Work instruction
Word for word, please copy the listing below, with its pictures left out.

Exercise input
------------------------------------
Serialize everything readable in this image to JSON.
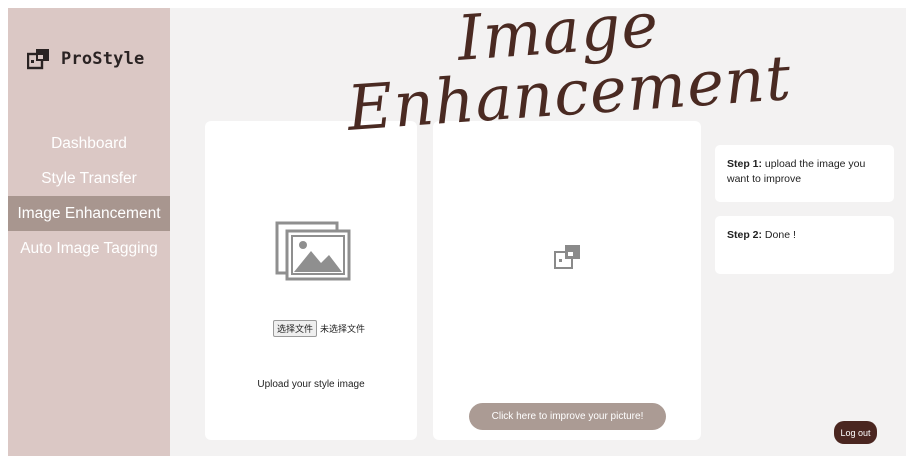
{
  "brand": {
    "name": "ProStyle",
    "logo_icon": "stacked-squares-logo-icon"
  },
  "sidebar": {
    "items": [
      {
        "label": "Dashboard",
        "active": false
      },
      {
        "label": "Style Transfer",
        "active": false
      },
      {
        "label": "Image Enhancement",
        "active": true
      },
      {
        "label": "Auto Image Tagging",
        "active": false
      }
    ]
  },
  "header": {
    "title_line_1": "Image",
    "title_line_2": "Enhancement"
  },
  "upload_panel": {
    "icon": "image-gallery-icon",
    "file_button_label": "选择文件",
    "file_status": "未选择文件",
    "caption": "Upload your style image"
  },
  "result_panel": {
    "placeholder_icon": "stacked-squares-icon",
    "improve_button_label": "Click here to improve your picture!"
  },
  "steps": [
    {
      "label": "Step 1:",
      "text": " upload the image you want to improve"
    },
    {
      "label": "Step 2:",
      "text": " Done !"
    }
  ],
  "logout": {
    "label": "Log out"
  },
  "colors": {
    "sidebar_bg": "#dbc8c5",
    "sidebar_active": "#a8968f",
    "main_bg": "#f3f2f2",
    "title_color": "#4a2a22",
    "button_bg": "#ab9b94",
    "logout_bg": "#4a2620"
  }
}
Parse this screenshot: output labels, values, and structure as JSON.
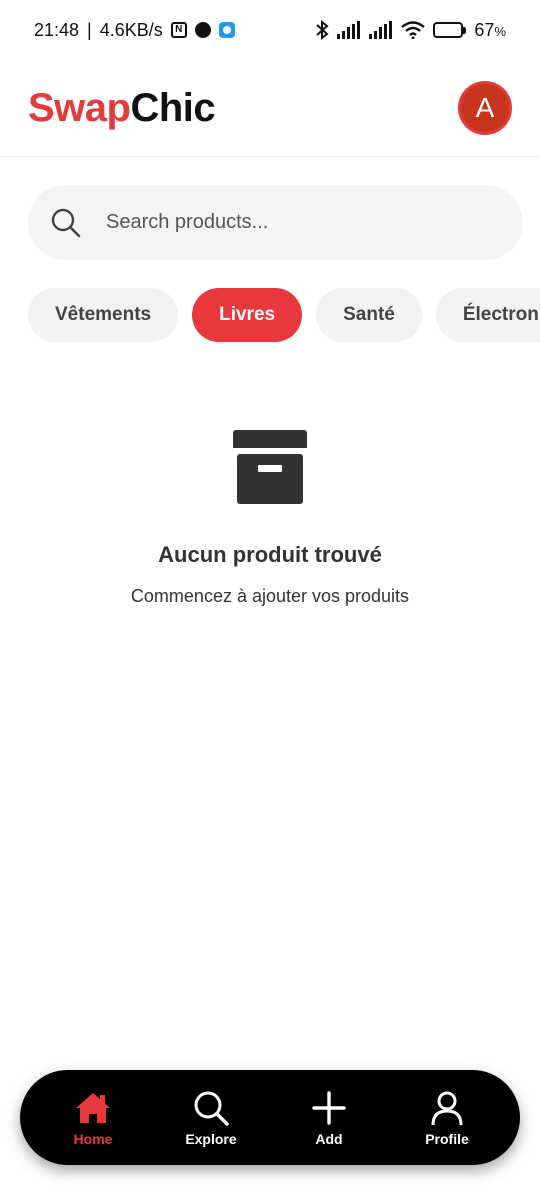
{
  "status_bar": {
    "time": "21:48",
    "network_speed": "4.6KB/s",
    "battery_percent": "67",
    "battery_unit": "%",
    "battery_level": 0.67,
    "icons": [
      "nfc-icon",
      "notification-icon",
      "app-notification-icon",
      "bluetooth-icon",
      "signal-icon",
      "signal-icon",
      "wifi-icon",
      "battery-icon"
    ]
  },
  "header": {
    "logo_part1": "Swap",
    "logo_part2": "Chic",
    "avatar_letter": "A",
    "colors": {
      "logo_accent": "#e23b3b",
      "avatar_bg": "#c7361c"
    }
  },
  "search": {
    "placeholder": "Search products...",
    "value": ""
  },
  "categories": {
    "items": [
      "Vêtements",
      "Livres",
      "Santé",
      "Électronique"
    ],
    "selected": "Livres",
    "active_color": "#e8383d"
  },
  "empty_state": {
    "icon": "archive-box-icon",
    "title": "Aucun produit trouvé",
    "subtitle": "Commencez à ajouter vos produits"
  },
  "bottom_nav": {
    "items": [
      {
        "label": "Home",
        "icon": "home-icon",
        "active": true
      },
      {
        "label": "Explore",
        "icon": "search-icon",
        "active": false
      },
      {
        "label": "Add",
        "icon": "plus-icon",
        "active": false
      },
      {
        "label": "Profile",
        "icon": "user-icon",
        "active": false
      }
    ],
    "active_color": "#e8383d"
  }
}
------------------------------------
Result below
Serialize everything readable in this image to JSON.
{
  "brand": {
    "name": "ProStyle",
    "logo_icon": "stacked-squares-logo-icon"
  },
  "sidebar": {
    "items": [
      {
        "label": "Dashboard",
        "active": false
      },
      {
        "label": "Style Transfer",
        "active": false
      },
      {
        "label": "Image Enhancement",
        "active": true
      },
      {
        "label": "Auto Image Tagging",
        "active": false
      }
    ]
  },
  "header": {
    "title_line_1": "Image",
    "title_line_2": "Enhancement"
  },
  "upload_panel": {
    "icon": "image-gallery-icon",
    "file_button_label": "选择文件",
    "file_status": "未选择文件",
    "caption": "Upload your style image"
  },
  "result_panel": {
    "placeholder_icon": "stacked-squares-icon",
    "improve_button_label": "Click here to improve your picture!"
  },
  "steps": [
    {
      "label": "Step 1:",
      "text": " upload the image you want to improve"
    },
    {
      "label": "Step 2:",
      "text": " Done !"
    }
  ],
  "logout": {
    "label": "Log out"
  },
  "colors": {
    "sidebar_bg": "#dbc8c5",
    "sidebar_active": "#a8968f",
    "main_bg": "#f3f2f2",
    "title_color": "#4a2a22",
    "button_bg": "#ab9b94",
    "logout_bg": "#4a2620"
  }
}
Parse this screenshot: output labels, values, and structure as JSON.
{
  "status_bar": {
    "time": "21:48",
    "network_speed": "4.6KB/s",
    "battery_percent": "67",
    "battery_unit": "%",
    "battery_level": 0.67,
    "icons": [
      "nfc-icon",
      "notification-icon",
      "app-notification-icon",
      "bluetooth-icon",
      "signal-icon",
      "signal-icon",
      "wifi-icon",
      "battery-icon"
    ]
  },
  "header": {
    "logo_part1": "Swap",
    "logo_part2": "Chic",
    "avatar_letter": "A",
    "colors": {
      "logo_accent": "#e23b3b",
      "avatar_bg": "#c7361c"
    }
  },
  "search": {
    "placeholder": "Search products...",
    "value": ""
  },
  "categories": {
    "items": [
      "Vêtements",
      "Livres",
      "Santé",
      "Électronique"
    ],
    "selected": "Livres",
    "active_color": "#e8383d"
  },
  "empty_state": {
    "icon": "archive-box-icon",
    "title": "Aucun produit trouvé",
    "subtitle": "Commencez à ajouter vos produits"
  },
  "bottom_nav": {
    "items": [
      {
        "label": "Home",
        "icon": "home-icon",
        "active": true
      },
      {
        "label": "Explore",
        "icon": "search-icon",
        "active": false
      },
      {
        "label": "Add",
        "icon": "plus-icon",
        "active": false
      },
      {
        "label": "Profile",
        "icon": "user-icon",
        "active": false
      }
    ],
    "active_color": "#e8383d"
  }
}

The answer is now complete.